CC: How did you decide to write poems from the perspectives of both Anarcha and Dr. J. Marion Sims, and what was it like getting into their head spaces?

I didn’t want to include the doctor at all actually. That wasn’t my original intent. However, my mother, a professor of African American Studies, suggested that I allow for a more even-handed exchange between Anarcha and Dr. Sims. The juxtaposition between the two, in my opinion, amplifies Anarcha’s experience and reveals who J. Marion Sims really was—not a conquering hero but an opportunistic exploitation artist. 

CC: Your bio on your website says that your work is greatly influenced by your family’s legacy in the Civil Rights Movement and by the idea that words make worlds. How is Anarcha Speaks influenced by these two? And tell us a little about what you mean by words make worlds.

DC: My family participated in the social experiment of desegregation in Little Rock, Arkansas. They are change agents and way-makers. They also are people who have done seismic things and bled for it, but they choose not to bleed out loud. My creative side always seems to require exposing the blood and the bruising. It is no small way, part and parcel of growing up in a family that worked hard to not reveal those things. I am compelled to illuminate that which my family of origin tucked away. I’m sure there’s some psychology to that.

And in terms of the idea that words make worlds, it means simply that language is a culture keeper and a culture creator. It reveals the individual and the group or groups to which they belong. Language can be a noose or a tourniquet. The language we employ to describe ourselves, our world, our people is therefore critical to the reality we acquiesce to. I am interested in closing the wounds, not widening them, so my language has to line up with that intent. And I hope it does. 

CC: And lastly, what’s your take on New York City removing the statue of J. Marion Sims from Central Park in April this year? Many Black women activists were successful in leading the long campaign to have it removed.

DC: Simple. About damn time. Dr. Sims does not deserve to be lionized. The women he tortured, however, do.


About Dominique Christina 
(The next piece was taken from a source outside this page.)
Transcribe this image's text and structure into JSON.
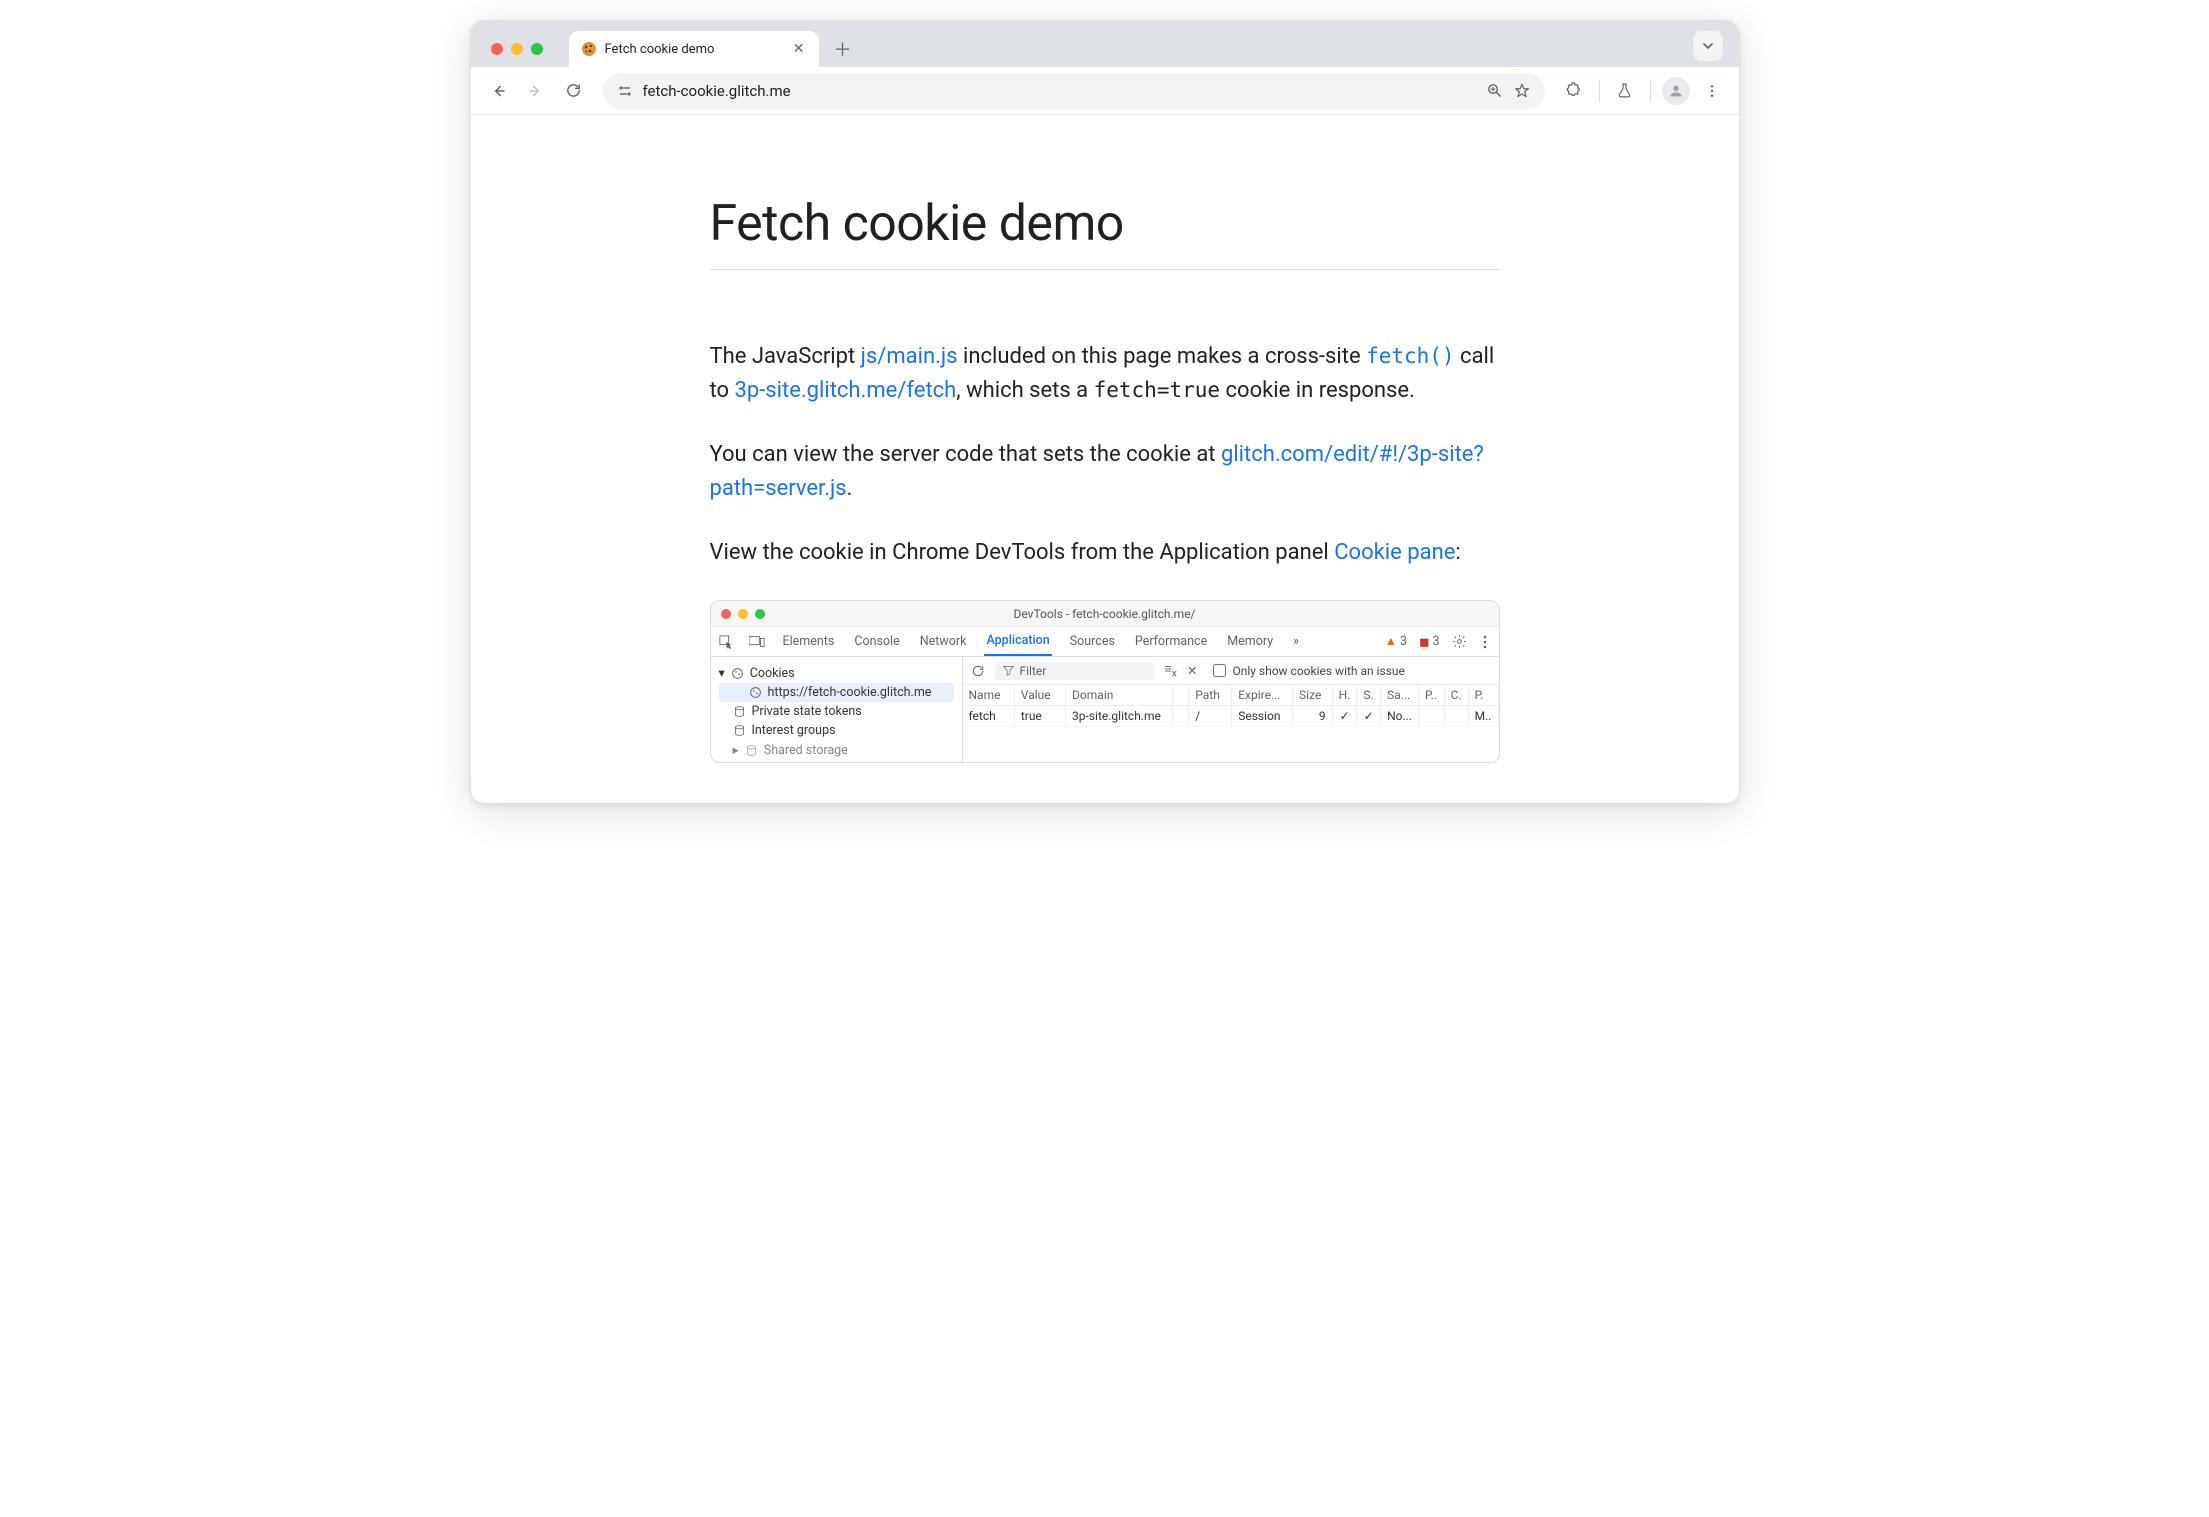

Dominique Christina was a classroom teacher at the secondary and post-secondary level for ten years. She was the National Poetry Champion in 2011 and Women of the World Slam Champion in 2012 and 2014. She is the author of The BonesThe BreakingThe BalmThey Are All Me; and This Is Woman’s Work. She has been a featured speaker at hundreds of colleges and universities nationally and internationally. Follow her on Twitter at @nyarloka and visit her website.